Since the 1990s, every shot taken by the artist Beat Streuli, while founded in a solid conceptual framework, inevitably invites us to plunge into the spontaneous movement of daily life in the city. Immersed abruptly in this mass, we are confronted with some figure or detail of urban life. The videos bear witness to the artist’s awareness of the places he appropriates here, including Dubai. We glimpse the contradictions and tensions of the city – the portraits of Indian and Pakistani workers contrasting with the phantasmagorical world of Dubai. Streuli’s approach, which allows spectators to both engage with and remain distant from this set of evocative images, presents the living and the built-up environment of cities with an objectivity which goes beyond the moment.
Shimabuku, Leaves Swim, 2011
Shimabuku’s work is infused by a sense of wonder. Found objects and chance encounters often for him are like everyday miracles, inspiring and communicated to us variously in an easy going style. The emphasis is on discovery rather than invention, on the transformation of experience through imagination, thus blurring the line too often drawn between art and life.
Shi Yong, Silent Film, 2011
A young American man and a Chinese girl casually pass time in each other’s company on a local street. They are citizens of the two most powerful countries in the world but couldn’t be more shy, happy to co-exist but a meaningful relationship is beyond them because they do not share a language. He leaves after a while; she stays. A slow psychological drama, it can be easily read as a geopolitical vignette.
Gillian Wearing, Dancing in Peckham, 1994
This is an early video work by Birmingham-born artist Gillian Wearing. A kind of self-portrait, Dancing in Peckham shows the artist dancing for 25 minutes to music only she can hear in a shopping arcade in south London.
Screening dates: Saturday 7 April, Friday 13 April, Saturday 21 April, Friday 27 April
John Stezaker, Horse, 2012

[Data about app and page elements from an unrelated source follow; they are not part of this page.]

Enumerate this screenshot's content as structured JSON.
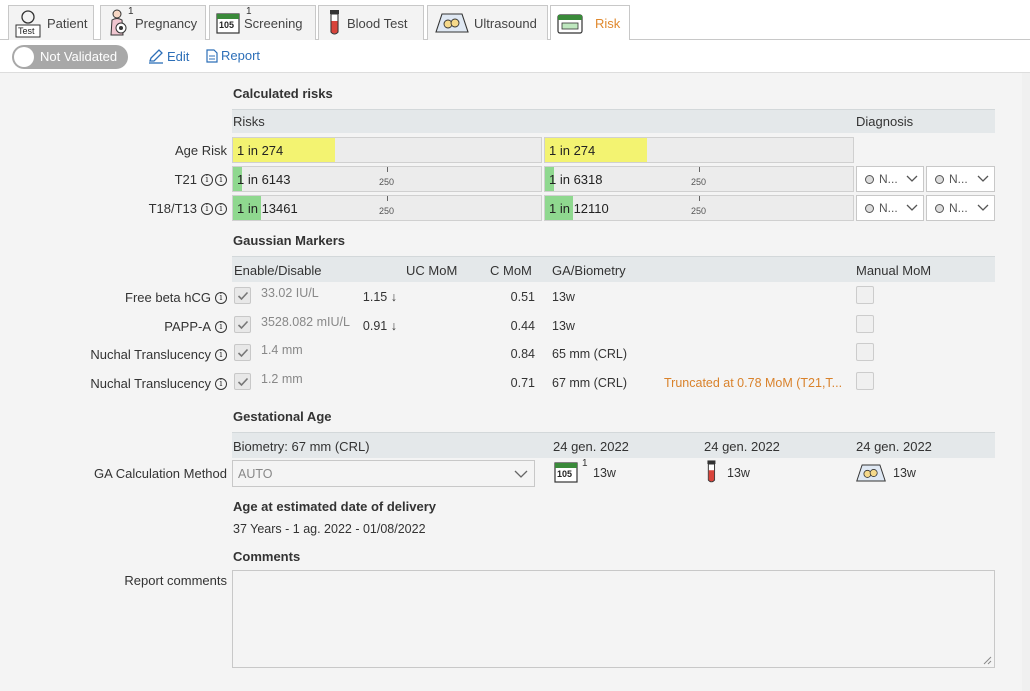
{
  "tabs": [
    {
      "label": "Patient",
      "icon": "patient-icon",
      "badge": "Test"
    },
    {
      "label": "Pregnancy",
      "icon": "pregnancy-icon",
      "count": "1"
    },
    {
      "label": "Screening",
      "icon": "calendar-icon",
      "count": "1",
      "badge": "105"
    },
    {
      "label": "Blood Test",
      "icon": "test-tube-icon"
    },
    {
      "label": "Ultrasound",
      "icon": "ultrasound-icon"
    },
    {
      "label": "Risk",
      "icon": "risk-icon",
      "active": true
    }
  ],
  "toolbar": {
    "validation_label": "Not Validated",
    "edit_label": "Edit",
    "report_label": "Report"
  },
  "calculated_risks": {
    "title": "Calculated risks",
    "header_risks": "Risks",
    "header_diagnosis": "Diagnosis",
    "tick_label": "250",
    "rows": [
      {
        "label": "Age Risk",
        "left": "1 in 274",
        "right": "1 in 274",
        "left_fill": 0.33,
        "right_fill": 0.33,
        "fill_color": "#f3f371"
      },
      {
        "label": "T21",
        "left": "1 in 6143",
        "right": "1 in 6318",
        "left_fill": 0.03,
        "right_fill": 0.03,
        "fill_color": "#8fd88f",
        "diag1": "N...",
        "diag2": "N..."
      },
      {
        "label": "T18/T13",
        "left": "1 in 13461",
        "right": "1 in 12110",
        "left_fill": 0.09,
        "right_fill": 0.09,
        "fill_color": "#8fd88f",
        "diag1": "N...",
        "diag2": "N..."
      }
    ]
  },
  "gaussian": {
    "title": "Gaussian Markers",
    "headers": {
      "enable": "Enable/Disable",
      "uc": "UC MoM",
      "c": "C MoM",
      "ga": "GA/Biometry",
      "manual": "Manual MoM"
    },
    "rows": [
      {
        "label": "Free beta hCG",
        "value": "33.02 IU/L",
        "uc": "1.15",
        "uc_arrow": "↓",
        "c": "0.51",
        "ga": "13w",
        "warn": ""
      },
      {
        "label": "PAPP-A",
        "value": "3528.082 mIU/L",
        "uc": "0.91",
        "uc_arrow": "↓",
        "c": "0.44",
        "ga": "13w",
        "warn": ""
      },
      {
        "label": "Nuchal Translucency",
        "value": "1.4 mm",
        "uc": "",
        "uc_arrow": "",
        "c": "0.84",
        "ga": "65 mm (CRL)",
        "warn": ""
      },
      {
        "label": "Nuchal Translucency",
        "value": "1.2 mm",
        "uc": "",
        "uc_arrow": "",
        "c": "0.71",
        "ga": "67 mm (CRL)",
        "warn": "Truncated at 0.78 MoM (T21,T..."
      }
    ]
  },
  "gestational": {
    "title": "Gestational Age",
    "header_biometry": "Biometry: 67 mm (CRL)",
    "dates": [
      "24 gen. 2022",
      "24 gen. 2022",
      "24 gen. 2022"
    ],
    "method_label": "GA Calculation Method",
    "method_value": "AUTO",
    "weeks": [
      "13w",
      "13w",
      "13w"
    ],
    "screening_count": "1",
    "screening_badge": "105"
  },
  "age_delivery": {
    "title": "Age at estimated date of delivery",
    "value": "37 Years - 1 ag. 2022 - 01/08/2022"
  },
  "comments": {
    "title": "Comments",
    "label": "Report comments",
    "value": ""
  }
}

John Stezaker is renowned for his smart conceptualism and use of appropriation through collage. His video Horse consists of 3600 images of various horses from a side angle, taken from the front page of the same racehorse catalogue over the past 30 years. Near-identical pictures are projected at 23 frames per second creating a shaking and flickering portrait of a horse.
Michel François, Déjà vu (Hallu), 2003
Déjà-vu (Hallu) (2003) conveys the artist’s infectious sense of wonder. In this mesmerising spilt-screen film, he manipulates a piece of aluminium foil to resemble weird faces and other forms, playing on the symmetry that characterises almost all life as we know it.
Noguchi Rika, To the Night Planet, 2015
“At the end of the day, I gaze at the scene outside my usual double-decker bus. As the sky darkens, light appears in myriad hues. The bus makes its way slowly along the night planet.”
Graham Gussin, Spill, 1999
Graham Gussin’s film Spill (1999) points up cinematic effects to convey notions of threshold and threat. Set in an empty industrial building, gradually subsumed by artificial fog, it evokes the uncanny, referring to horror and science fiction films of the 1950s as well as contemporary commercial music videos. The overall effect is hypnotic and compelling.
Lutz and Guggisberg, Truck, 2014
Swiss artists Lutz and Guggisberg’s work encompasses video, painting, installation and sculptural pieces revealing their funny melancholy and existential proposition borne out of pervasive absurdity. As a result, their practice is as free as it is sceptical.
Marko Mäetamm, Money, 2014
Marko Mäetamm was twenty-six in 1991 when Estonia won its independence from Russia. He was in his third year at the Estonian Art Academy. The videos Money shows a down to earth engagement between man and his family, and man and outside world.